- The Law of Contrast
- The Law of Reciprocation
- The Law of Commitment and Consistency
- The Law of Social Proof
- The Law of Likeability
- The Law of Authority
- The Law of Scarcity/Urgency
From the works of Robert B. Cialdini, we will be discussing 7 Laws of Unconscious Persuasion. We will build on these laws and discuss more advanced applications in future posts. Today will be a good foundation to these posts.
The Law of Contrast
This law applies to any context in which we have a choice. We will value any one particular option relative to the other options available. Our perception of the value of each option depends on the comparison of the other choices. These perceptions can be dramatically affected by which options the salesperson makes available to the client and the order in which these options are shown. For example:
Home Buying– Let’s say first you are shown a couple of houses that are run down and overpriced, then you are shown a better house with better pricing. Not only will the last option seem like the better choice, but it will feel like much more of an attractive purchase than if you were shown the same exact house without the seeing the previous run down homes. Has a realtor ever given you this experience before? If they were a top producer they would have.
Clothing- If you were shown a $100 shirt that you decided to buy and then were shown a $500 suit, the $500 price will seem relatively high compared to the $100 shirt. Interestingly, if you were shown the $500 suit first, the extra $100 for the shirt would not seem high at all compared to the previous decision of spending $500 for the suit. Do you see upsell / cross sell opportunities for your products? Are you or all your sales people making presentations and offers in the correct order?
Key to this law: Start with a frame of reference which is much higher than what you really want them to end up doing.
The Law of Reciprocation
People feel a burning desire to repay a favor given to them. An easy example of this strategy is going to the store and receiving a ‘free sample’. After receiving the gift often times you will return the favor by purchasing the product. Often charities use this approach by sending you mailing labels prior to any donation with a letter that asks for one. How can you use this strategy in your business? Can you build stronger relationships with your best clients by giving them more of your time and attention?
Key to this law: The more you do and the more often you do it, the more internal pressure is built inside. Don’t stop at the initial free offer.
The Law of Commitment & Consistency
Once we commit to a particular point of view or action, we need to remain consistent with it. We have been programmed by society that being consistent is congruent to being honest and respected. People who are inconsistent are thought to be hypocrites or liars.
Keys to this law:
- The easiest way to get someone to purchase something is to demonstrate that not buying would be inconsistent with who they are, what they believe in, and what they value.
- Small commitments lead to larger commitments down the road.
The Law of Social Proof
If enough people are doing something then we believe it to be, not only acceptable, but appropriate behavior. This is especially true in situations in which we are unsure of what is acceptable or appropriate. People tend to move with the crowd. If you can show that the crowd is buying your products or services then it will be an unconscious motivator for your prospects to buy as well.
Key to this law: Referrals, endorsements, testimonials, and references all demonstrate that others are going with you and that they should too.
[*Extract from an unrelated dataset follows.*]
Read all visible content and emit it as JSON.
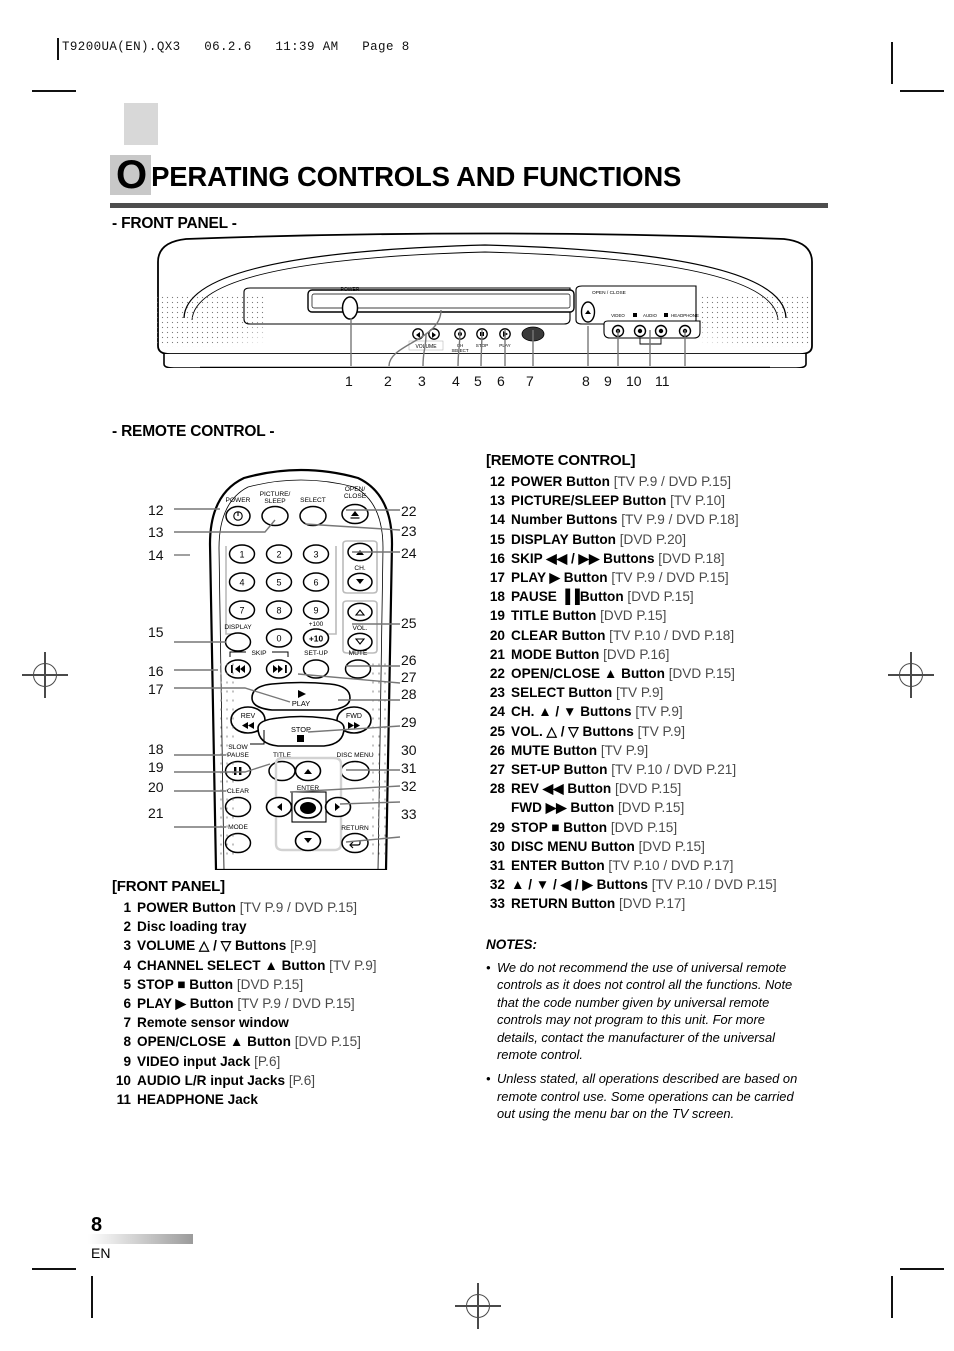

Use them often.
The Law of Likeability
People most like to say yes to people they know and like. My addition to this is that they also like to say yes to people that they would like to be like (people they respect). If we, as prospects, find that the sales person is similar to us then trust is established. We assume that their values and beliefs are similar as well and we are more comfortable to comply because we can trust them.
Key to this law: Rapport must be established before any sale can be made. Look for similarities in who they are as a person, what they believe in, and what they value. The salesperson just talking about fishing isn’t doing justice to this law.
The Law of Authority
We will do almost anything if it is commanded by authority. In order to persuade you must lead. In order to lead, you must establish authority. There is a teacher/student, boss/employee, doctor/patient, parent/child social status in every relationship. The authority role can change back and forth depending on the environment. For example: The President of the United States normally would be the authority yet today he goes to the doctor and the doctor becomes the authority in that moment.
Key to this law: Become the authority in your field, strive to become the industry leader. Have your salespeople demonstrate their expertise every moment they can. This is the only way your customers can confidently take their recommendations to buy.
The Law of Scarcity/Urgency
People want what they cannot have. They want to have exclusive things that others can’t get their hands on. Things that aren’t generally appealing become more appealing when these items will soon become unavailable. Look at how the value of paintings go up after the artist is deceased. Are you using this powerful law in your business?
Key to this law: People are more motivated by the thought of losing something than by the thought of gaining something in equal value.
Your goal is to use as many of these laws as often as possible in a strategic way to create a better customer experience, boost brand loyalty, increase revenues, and build market share. Now that you have an understanding of these laws, it will serve as a foundation for more advanced applications that we will discuss in future posts.